San Antonio Police have issued a cease-and-desist order for drivers of a so-called ride sharing program called Lyft.
But that hasn't stopped them, and instead they are rolling forward full throttle. For passengers, taking a Lyft is easy. A rider must download the app to their smartphone, enter their credit card information and phone number, and request the ride. A driver, whose car is marked with a pink mustache, will typically pull up to the rider's location within 15 minutes, and off they go.
Child advocacy group ChildSafe reports that in 2013 Bexar County had 5,846 confirmed cases of child abuse and neglect.
ChildSafe CEO Kim Abernethy said the county dropped from the first place position in that category, but knows that number is still too high.
"That's not a statistic that we tout when we tout all of our other great statistics," Abernethy said. "This year we were second in the state, thank goodness, but the last four or five years before that we've been the first in confirmed cases of abuse."
A new philosophy of rehabilitation for inmates has taken shape at the Bexar County Jail. The effort is designed to stop the cycle of escalating levels of criminal activity by inmates after they are released from the local facility.

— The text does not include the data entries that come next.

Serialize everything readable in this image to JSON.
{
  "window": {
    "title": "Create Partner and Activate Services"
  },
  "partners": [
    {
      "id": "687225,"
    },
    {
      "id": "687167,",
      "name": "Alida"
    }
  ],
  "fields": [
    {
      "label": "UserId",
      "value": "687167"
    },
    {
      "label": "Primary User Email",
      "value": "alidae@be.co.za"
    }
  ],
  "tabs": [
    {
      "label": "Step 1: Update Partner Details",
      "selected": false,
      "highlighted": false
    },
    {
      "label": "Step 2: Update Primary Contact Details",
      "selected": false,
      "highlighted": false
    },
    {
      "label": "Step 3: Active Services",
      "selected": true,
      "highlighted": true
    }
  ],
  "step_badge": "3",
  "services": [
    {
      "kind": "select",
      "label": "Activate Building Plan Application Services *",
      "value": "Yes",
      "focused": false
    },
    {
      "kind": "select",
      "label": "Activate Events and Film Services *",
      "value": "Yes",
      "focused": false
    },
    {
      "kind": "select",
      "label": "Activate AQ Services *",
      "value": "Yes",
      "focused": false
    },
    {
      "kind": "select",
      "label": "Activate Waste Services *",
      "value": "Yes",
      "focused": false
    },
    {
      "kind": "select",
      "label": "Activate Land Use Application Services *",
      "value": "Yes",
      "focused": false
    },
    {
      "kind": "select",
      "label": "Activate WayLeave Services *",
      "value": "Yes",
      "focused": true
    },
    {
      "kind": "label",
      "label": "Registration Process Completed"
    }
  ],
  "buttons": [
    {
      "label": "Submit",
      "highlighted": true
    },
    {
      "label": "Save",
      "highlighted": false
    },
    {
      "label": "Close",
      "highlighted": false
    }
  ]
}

Pamela Taylor, CEO and founder of Dress for Success, teaches a new class at the Bexar County Jail.
"So I encourage you to start looking at the information I gave you," she tells a group of inmates. " 'The Four Agreements' is really, really powerful.”
Former Houston Mayor and Democratic candidate for Texas governor Bill White says that the country is being misled and that a fundamental principle in America's management has been broken.
In his new book, "America's Fiscal Constitution: Its Triumph and Collapse," White makes the case that the out-of-control spending that started under President George W. Bush has departed from the nation's history; a history that saw our "fiscal constitution" shredded.
The San Antonio Book Festival has its inaugural run as a solo event this weekend. Last year the burgeoning book fest partnered with Austin's annual Texas Book Festival by adding a series of events locally.
This year, with 90 national and local authors, organizers are confident the event will again be a success and will top their 4,000 person attendance last year. Organizers want to turn San Antonio into a literary destination.
This morning the Supreme Court came down on the side of Shaun McCutcheon to the collective exasperation of campaign finance reformers. McCutcheon, an Alabama millionaire who challenged the Federal Election Commission's limit on how much money a person can donate in the aggregate. You can find the majority opinion here.
Equal pay for women has become a rallying cry for Democrats across Texas. Wendy Davis' campaign for governor has seized on the issue, making it central to her messaging.
Attorney General Greg Abbot, who is on the Republican ticket in the race for governor, has dismissed the issue, but was recently criticized when women in his own office were found to be paid less than their male colleagues for the same work.
Last year the Texas Legislature passed a state law allowing women who were discriminated against by their employers in pay to sue in state court. Gov. Rick Perry subsequently vetoed the bill, calling it redundant:
"Texas' commitment to smart regulations and fair courts is a large part of why we continue to lead the nation in job creation. House Bill 950 duplicates federal law, which already allows employees who feel they have been discriminated against through compensation to file a claim with the U.S. Equal Employment Opportunity Commission." - Gov. Rick Perry
The federal law Perry refers to is the Lilly Ledbetter Fair Pay Act, which allows women to sue in federal court. The state version is better, said advocates, because it allowed for a quicker response at the local level, criticizing the federal court system as underfunded and slow. The Texas Association of Business wrote Perry to support a veto, arguing that the bill increased cumbersome regulation and frivolous lawsuits.
“Asking an employer to be responsible for decisions that were made 10 or 15 years ago just does not work. In many cases no one would be around that would know anything about why those decisions were made at the time. The lack of a statute of limitations for filing these cases is bad for business, and this bill is bad for business, pure and simple.” - Bill Hammond, president TAB
Texas Gov. Rick Perry wrote a letter to the U.S. attorney general last week. In it, Perry stated he would not be able to certify Texas prisons under the guidelines of the Prison Rape Elimination Act of 2003 (PREA).
Perry cited several points of issue, with the largest being cross-gender monitoring.
The guidelines establish that only members of the same sex should monitor prisoners in private settings like showers and dressing areas. Perry called the restriction "impossible" to enforce.
Yesterday afternoon the Alamo Area Council of Governments (AACOG) fired its executive director, Dean Danos, and accepted the resignation of his deputy, Mike Quinn. Quinn resigned on March 25 and asked for nine months' salary as severance; his request was denied.
A 1998 article in the medical journal "The Lancet" linked autism to child vaccinations causing an uproar. And though the research of that study by Dr. Andrew Wakefield, has been thoroughly discredited and no link in subsequent studies--of which their have been numerous--have been found, fears persist.